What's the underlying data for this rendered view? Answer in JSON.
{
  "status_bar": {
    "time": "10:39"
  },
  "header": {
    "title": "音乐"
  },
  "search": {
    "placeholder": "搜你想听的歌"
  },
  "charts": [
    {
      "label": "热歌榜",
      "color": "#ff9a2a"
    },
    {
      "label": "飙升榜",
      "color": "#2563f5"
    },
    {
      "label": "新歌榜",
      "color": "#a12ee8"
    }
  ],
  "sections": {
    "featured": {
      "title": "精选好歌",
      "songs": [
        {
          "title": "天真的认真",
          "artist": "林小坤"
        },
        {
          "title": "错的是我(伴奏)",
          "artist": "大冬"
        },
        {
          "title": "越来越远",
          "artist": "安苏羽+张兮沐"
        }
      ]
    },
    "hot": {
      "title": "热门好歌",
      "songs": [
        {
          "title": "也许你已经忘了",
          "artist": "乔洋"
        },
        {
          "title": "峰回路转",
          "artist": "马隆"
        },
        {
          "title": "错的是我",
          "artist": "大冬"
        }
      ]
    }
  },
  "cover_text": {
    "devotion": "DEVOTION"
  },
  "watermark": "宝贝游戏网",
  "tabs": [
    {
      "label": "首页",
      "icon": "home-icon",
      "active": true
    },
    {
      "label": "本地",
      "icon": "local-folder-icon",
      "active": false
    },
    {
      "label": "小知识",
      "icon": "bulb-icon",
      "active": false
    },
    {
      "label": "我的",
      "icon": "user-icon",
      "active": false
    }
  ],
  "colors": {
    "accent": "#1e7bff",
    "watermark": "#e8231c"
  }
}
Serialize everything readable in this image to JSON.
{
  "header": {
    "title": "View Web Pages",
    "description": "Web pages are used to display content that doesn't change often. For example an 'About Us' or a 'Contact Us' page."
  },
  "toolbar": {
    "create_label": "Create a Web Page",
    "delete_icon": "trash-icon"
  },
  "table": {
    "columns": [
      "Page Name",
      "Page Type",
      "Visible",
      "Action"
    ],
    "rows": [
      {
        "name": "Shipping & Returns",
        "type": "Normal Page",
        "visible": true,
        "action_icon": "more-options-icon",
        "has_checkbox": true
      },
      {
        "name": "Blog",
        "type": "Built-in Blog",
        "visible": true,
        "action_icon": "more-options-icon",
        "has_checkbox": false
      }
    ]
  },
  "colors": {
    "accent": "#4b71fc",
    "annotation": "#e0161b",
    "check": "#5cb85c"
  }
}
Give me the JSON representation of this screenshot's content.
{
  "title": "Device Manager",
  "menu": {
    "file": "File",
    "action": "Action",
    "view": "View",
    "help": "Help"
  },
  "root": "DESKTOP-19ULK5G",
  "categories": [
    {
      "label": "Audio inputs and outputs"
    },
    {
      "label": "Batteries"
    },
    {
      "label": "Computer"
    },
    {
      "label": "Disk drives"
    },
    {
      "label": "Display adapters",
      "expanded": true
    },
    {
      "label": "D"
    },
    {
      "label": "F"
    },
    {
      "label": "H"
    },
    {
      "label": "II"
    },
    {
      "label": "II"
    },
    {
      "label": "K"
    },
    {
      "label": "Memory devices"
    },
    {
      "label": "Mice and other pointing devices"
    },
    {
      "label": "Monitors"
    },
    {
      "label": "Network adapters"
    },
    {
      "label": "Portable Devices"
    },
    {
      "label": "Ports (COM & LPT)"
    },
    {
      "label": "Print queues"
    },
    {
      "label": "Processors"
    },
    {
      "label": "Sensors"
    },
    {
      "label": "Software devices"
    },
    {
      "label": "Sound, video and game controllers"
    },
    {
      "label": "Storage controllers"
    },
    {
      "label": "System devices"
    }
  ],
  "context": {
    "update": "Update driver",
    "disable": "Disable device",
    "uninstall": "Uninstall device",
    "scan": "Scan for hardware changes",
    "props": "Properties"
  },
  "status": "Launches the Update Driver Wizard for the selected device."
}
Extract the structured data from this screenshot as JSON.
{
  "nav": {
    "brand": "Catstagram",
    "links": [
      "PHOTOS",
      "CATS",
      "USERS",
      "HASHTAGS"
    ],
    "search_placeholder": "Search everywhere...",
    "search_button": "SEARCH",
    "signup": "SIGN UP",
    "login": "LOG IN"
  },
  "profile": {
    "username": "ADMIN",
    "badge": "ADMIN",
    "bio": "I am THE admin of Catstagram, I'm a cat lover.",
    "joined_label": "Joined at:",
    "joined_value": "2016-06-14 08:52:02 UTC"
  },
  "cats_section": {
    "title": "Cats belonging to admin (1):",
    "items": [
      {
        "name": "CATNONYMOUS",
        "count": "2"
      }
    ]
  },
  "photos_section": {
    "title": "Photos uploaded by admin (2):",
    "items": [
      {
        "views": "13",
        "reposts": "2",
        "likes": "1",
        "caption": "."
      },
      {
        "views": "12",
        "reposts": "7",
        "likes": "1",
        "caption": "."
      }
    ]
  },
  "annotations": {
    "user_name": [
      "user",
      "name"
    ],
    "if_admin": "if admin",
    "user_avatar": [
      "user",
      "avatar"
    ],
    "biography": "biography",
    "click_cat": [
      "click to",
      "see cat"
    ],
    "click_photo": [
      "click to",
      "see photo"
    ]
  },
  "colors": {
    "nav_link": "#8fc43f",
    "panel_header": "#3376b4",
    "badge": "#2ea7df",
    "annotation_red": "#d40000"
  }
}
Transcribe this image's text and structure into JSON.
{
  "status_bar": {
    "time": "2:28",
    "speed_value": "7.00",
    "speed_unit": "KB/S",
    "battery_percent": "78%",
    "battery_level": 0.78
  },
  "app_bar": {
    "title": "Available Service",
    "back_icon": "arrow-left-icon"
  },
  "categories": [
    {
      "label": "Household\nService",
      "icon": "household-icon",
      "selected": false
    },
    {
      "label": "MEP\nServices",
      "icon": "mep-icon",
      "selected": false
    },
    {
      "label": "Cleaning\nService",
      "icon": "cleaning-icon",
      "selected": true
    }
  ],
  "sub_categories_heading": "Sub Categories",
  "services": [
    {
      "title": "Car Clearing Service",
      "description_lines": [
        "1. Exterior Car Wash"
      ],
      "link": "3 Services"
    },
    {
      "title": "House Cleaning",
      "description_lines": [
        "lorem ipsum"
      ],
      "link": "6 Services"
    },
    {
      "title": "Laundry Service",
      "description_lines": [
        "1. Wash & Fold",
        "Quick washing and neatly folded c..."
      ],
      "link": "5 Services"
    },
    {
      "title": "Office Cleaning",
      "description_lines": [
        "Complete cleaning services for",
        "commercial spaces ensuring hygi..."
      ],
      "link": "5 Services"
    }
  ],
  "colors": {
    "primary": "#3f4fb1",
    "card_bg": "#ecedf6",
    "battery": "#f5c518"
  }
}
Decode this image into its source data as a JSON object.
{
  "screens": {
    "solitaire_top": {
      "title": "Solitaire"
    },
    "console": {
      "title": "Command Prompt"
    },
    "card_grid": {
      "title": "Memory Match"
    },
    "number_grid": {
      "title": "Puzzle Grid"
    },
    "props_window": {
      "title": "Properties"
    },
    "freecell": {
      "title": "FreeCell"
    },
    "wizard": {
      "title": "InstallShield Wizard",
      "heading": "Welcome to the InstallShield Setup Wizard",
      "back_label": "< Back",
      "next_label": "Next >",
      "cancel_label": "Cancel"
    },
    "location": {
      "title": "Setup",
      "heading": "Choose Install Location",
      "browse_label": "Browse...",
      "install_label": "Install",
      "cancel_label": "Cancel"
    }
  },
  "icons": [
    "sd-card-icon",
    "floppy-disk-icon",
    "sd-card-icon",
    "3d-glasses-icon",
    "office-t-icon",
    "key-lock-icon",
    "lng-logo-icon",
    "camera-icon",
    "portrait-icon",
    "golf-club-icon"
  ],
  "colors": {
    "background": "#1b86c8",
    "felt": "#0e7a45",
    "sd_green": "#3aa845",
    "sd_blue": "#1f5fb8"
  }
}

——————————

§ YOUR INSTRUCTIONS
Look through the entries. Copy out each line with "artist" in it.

§ WRITTEN REPLY
          "artist": "林小坤"
          "artist": "大冬"
          "artist": "安苏羽+张兮沐"
          "artist": "乔洋"
          "artist": "马隆"
          "artist": "大冬"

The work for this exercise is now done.